BRIEF: Each line of the material holding the word "maskinen" must be identified and copied.

___ STUDY MATERIAL

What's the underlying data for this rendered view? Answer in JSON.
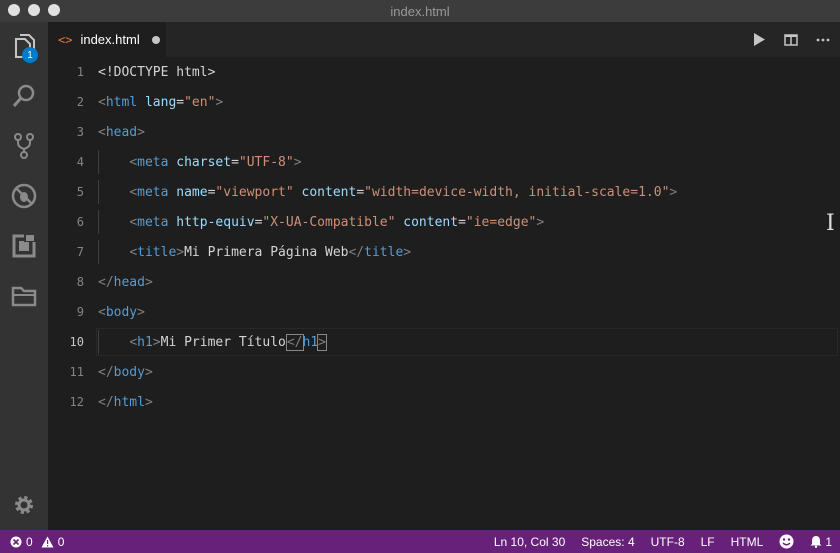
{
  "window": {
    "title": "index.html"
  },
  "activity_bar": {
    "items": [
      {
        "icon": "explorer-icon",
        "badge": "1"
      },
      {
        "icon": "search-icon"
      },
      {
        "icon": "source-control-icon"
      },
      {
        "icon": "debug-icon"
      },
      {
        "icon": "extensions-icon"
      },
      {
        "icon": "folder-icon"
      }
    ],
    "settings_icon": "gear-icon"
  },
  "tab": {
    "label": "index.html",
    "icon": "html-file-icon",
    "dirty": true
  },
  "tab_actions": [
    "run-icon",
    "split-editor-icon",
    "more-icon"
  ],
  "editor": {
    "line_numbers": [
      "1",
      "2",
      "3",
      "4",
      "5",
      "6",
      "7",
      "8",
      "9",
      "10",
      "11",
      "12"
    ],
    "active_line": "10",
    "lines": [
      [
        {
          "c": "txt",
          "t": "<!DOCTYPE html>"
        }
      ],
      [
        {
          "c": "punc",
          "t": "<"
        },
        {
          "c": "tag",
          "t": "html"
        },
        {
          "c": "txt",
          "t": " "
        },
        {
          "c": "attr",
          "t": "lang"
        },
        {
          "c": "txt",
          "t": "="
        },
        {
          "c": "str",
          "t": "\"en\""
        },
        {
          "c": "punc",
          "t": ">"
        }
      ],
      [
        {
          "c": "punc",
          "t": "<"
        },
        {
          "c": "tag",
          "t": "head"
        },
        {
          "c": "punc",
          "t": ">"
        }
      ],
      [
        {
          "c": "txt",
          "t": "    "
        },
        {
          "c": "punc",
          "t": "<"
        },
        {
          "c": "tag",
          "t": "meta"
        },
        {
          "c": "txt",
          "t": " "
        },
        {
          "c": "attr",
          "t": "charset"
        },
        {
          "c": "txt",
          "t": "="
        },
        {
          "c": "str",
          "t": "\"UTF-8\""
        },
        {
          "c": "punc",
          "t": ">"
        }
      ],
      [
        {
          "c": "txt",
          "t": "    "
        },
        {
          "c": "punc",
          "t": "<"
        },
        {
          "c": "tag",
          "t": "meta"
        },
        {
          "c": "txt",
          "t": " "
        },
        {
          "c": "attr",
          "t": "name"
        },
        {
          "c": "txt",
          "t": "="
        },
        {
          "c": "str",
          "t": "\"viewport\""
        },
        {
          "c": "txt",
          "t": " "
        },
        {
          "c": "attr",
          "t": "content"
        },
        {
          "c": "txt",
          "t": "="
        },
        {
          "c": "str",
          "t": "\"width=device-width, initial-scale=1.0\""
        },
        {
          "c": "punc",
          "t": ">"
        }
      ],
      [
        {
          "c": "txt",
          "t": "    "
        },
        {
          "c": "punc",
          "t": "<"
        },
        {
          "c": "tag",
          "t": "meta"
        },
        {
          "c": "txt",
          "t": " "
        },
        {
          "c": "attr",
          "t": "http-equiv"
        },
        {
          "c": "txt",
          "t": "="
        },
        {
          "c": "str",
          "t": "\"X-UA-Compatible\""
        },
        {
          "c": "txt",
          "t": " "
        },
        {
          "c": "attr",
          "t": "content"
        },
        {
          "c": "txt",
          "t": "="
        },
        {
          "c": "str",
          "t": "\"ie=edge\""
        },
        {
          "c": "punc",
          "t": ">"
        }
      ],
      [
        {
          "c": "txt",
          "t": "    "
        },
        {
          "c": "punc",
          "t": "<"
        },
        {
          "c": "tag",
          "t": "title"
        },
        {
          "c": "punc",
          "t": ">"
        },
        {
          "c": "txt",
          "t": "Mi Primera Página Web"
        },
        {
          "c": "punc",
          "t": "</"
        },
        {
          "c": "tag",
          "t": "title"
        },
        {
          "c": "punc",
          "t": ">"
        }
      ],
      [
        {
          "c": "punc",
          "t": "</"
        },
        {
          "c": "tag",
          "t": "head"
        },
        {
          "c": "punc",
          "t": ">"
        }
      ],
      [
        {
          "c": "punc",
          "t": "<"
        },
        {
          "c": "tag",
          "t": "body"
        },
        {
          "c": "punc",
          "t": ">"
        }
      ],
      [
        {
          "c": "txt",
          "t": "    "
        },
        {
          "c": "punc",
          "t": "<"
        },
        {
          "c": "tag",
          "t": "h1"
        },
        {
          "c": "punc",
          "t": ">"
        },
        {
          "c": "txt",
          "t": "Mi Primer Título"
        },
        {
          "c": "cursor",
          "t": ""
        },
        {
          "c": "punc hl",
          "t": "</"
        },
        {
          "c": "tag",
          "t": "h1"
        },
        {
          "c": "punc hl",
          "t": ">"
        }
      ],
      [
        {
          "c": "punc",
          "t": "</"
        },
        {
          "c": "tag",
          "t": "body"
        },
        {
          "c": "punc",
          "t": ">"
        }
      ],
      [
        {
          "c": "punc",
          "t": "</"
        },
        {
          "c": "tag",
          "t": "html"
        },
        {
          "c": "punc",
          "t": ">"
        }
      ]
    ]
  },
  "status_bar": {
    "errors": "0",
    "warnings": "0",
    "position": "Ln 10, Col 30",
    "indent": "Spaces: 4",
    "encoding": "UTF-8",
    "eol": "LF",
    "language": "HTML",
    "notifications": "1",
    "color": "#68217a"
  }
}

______
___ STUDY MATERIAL

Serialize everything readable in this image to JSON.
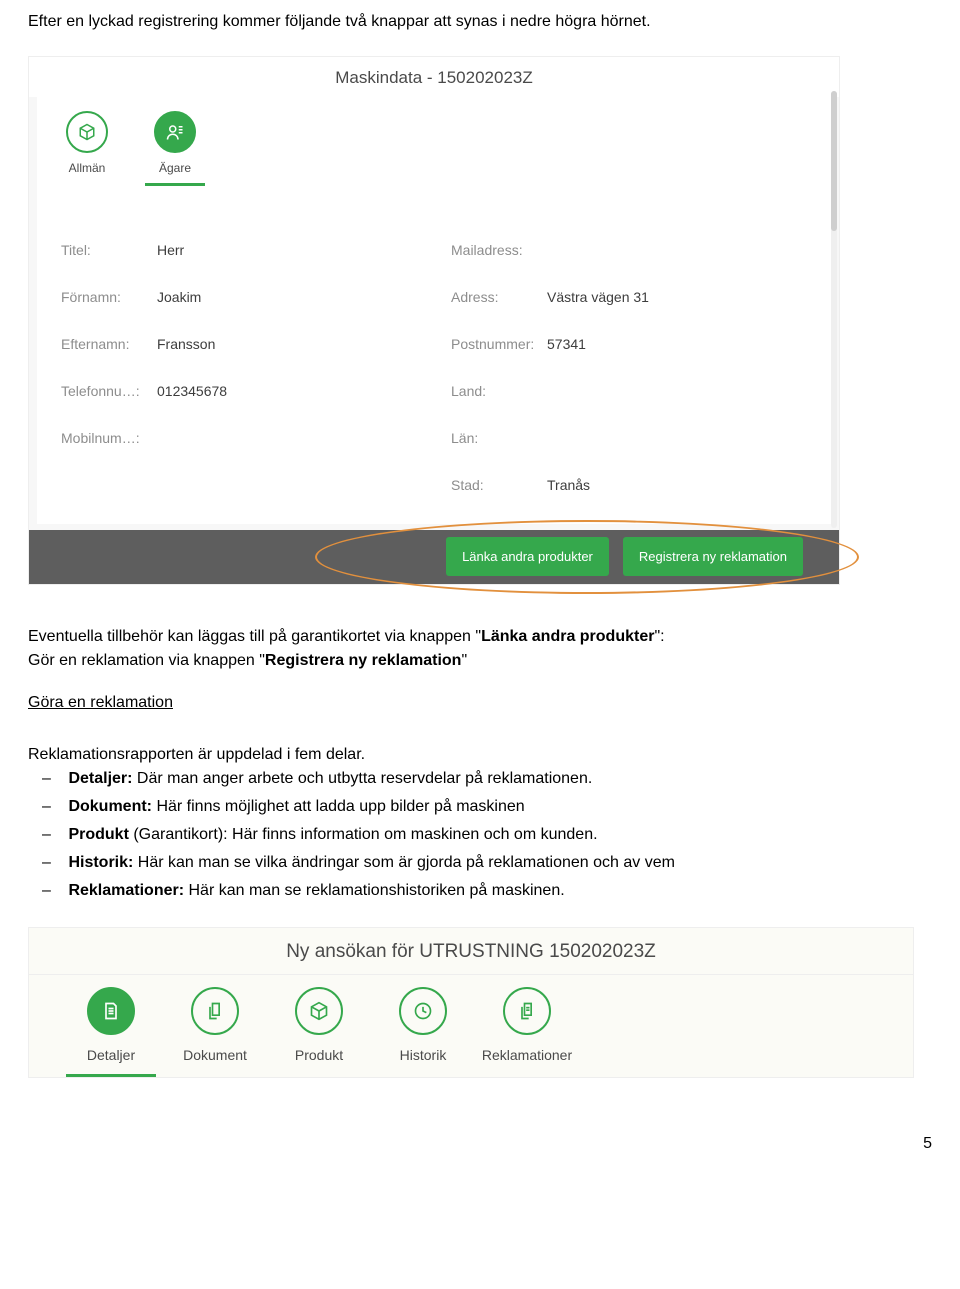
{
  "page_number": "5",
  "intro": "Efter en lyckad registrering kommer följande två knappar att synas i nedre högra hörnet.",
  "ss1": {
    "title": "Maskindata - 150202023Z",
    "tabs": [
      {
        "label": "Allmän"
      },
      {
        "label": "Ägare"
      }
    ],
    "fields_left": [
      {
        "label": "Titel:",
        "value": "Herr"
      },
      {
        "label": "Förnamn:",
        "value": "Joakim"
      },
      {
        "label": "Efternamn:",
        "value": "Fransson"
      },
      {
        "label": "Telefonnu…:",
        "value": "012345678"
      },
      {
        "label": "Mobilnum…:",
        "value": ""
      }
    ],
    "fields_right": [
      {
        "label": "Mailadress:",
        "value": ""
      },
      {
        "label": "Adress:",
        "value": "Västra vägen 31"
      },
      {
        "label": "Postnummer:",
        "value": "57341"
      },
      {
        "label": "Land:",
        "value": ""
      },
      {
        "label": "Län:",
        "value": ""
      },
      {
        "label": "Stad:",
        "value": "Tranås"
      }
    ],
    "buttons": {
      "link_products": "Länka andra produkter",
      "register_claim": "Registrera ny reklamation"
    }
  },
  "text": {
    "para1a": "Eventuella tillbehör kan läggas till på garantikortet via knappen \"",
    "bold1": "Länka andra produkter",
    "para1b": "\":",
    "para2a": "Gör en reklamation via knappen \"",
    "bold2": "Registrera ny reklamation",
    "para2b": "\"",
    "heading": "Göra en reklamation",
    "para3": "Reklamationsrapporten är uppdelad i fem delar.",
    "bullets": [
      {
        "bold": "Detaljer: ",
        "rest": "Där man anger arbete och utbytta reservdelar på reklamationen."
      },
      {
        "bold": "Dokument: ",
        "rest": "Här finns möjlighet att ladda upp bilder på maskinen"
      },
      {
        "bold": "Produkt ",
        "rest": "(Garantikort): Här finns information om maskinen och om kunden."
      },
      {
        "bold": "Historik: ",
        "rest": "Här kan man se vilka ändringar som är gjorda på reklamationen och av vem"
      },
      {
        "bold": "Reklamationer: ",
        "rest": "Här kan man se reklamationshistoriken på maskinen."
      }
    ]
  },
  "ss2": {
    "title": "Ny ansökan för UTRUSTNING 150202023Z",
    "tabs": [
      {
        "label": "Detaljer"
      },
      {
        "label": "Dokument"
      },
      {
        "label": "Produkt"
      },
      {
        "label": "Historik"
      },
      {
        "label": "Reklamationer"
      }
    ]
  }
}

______

RESPONSE:
        "rest": "Här finns möjlighet att ladda upp bilder på maskinen"
        "rest": "(Garantikort): Här finns information om maskinen och om kunden."
        "rest": "Här kan man se reklamationshistoriken på maskinen."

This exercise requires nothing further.